But something in the message touched enough listeners for the song to climb the charts. I was one of those listeners. Perhaps the song was even one small step on my path to writing this urbanism blog.
“American City Suite” is about the decline of cities in the 1970s, with the songwriters tracking the transition from the fond memories of youthful play toward the adult realities of drug-dealing and urban decay. It culminates in a deathbed watch for city life. It seems likely that the lyrics were specifically directed at New York City.
One can interpret the lyrics as the changes in how one views a city during the transition from youth into adulthood. But story arc also tracks the changes that were occurring in the cities of the early 1970s. The setting of the song coincides with the final stages of Robert Moses’ role in New York, much of which was an effort to convert streets from places where stickball was played into conduits for funneling commuters toward the suburbs.
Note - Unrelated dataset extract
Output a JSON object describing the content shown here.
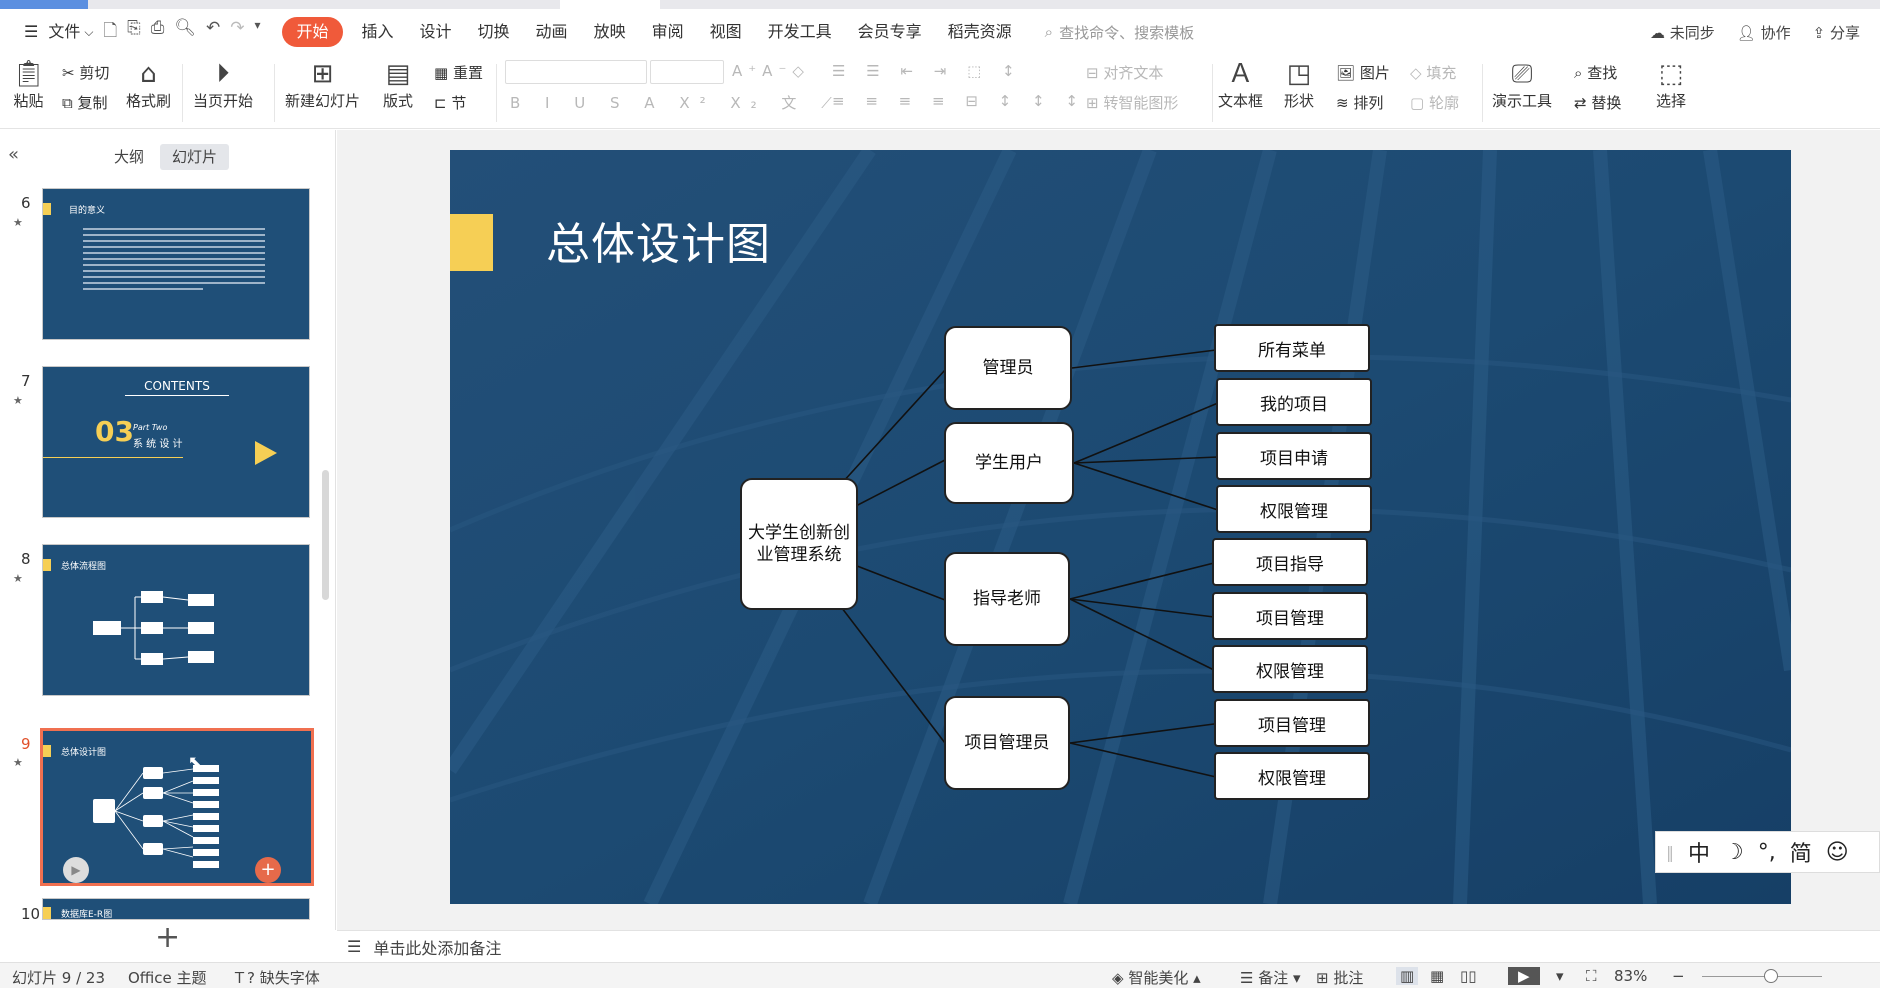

But rather than reading my interpretation, take a listen. And try not to smile at the lines, “Something ‘bout their sweaters make you play a little better. Or at least you tried.”
Okay, it’s a bit saccharin, but there are legitimate and heartfelt emotions under the sometimes cheesy presentation. Forty years later, it still resonates with me.
The Kinks come close to evoking urbanism as memorably as Cashman & West. But the Kinks’ theme was often the rejection of the hustle and bustle of city life in favor of a pastoral village life. The Kinks would likely concur with the goal of new urbanism to create more opportunities for human connection within the city, but that concurrence wasn’t reflected in their songwriting.
Do any of you have favorite songs that evoke urbanism? Please share.
(Some may find the name Cashman familiar. After he and Tommy West ended their partnership, Terry Cashman went on to write and record the well-known baseball anthem, “Willie, Mickey, and the Duke”. So his career includes a tribute to much that was good about New York City in the 1950s and a lamentation for much that had gone wrong by the 1970s. It’s a remarkable set of songwriting bookends.)
As always, your questions or comments will be appreciated. Please comment below or email me. And thanks for reading. - Dave Alden (firstname.lastname@example.org)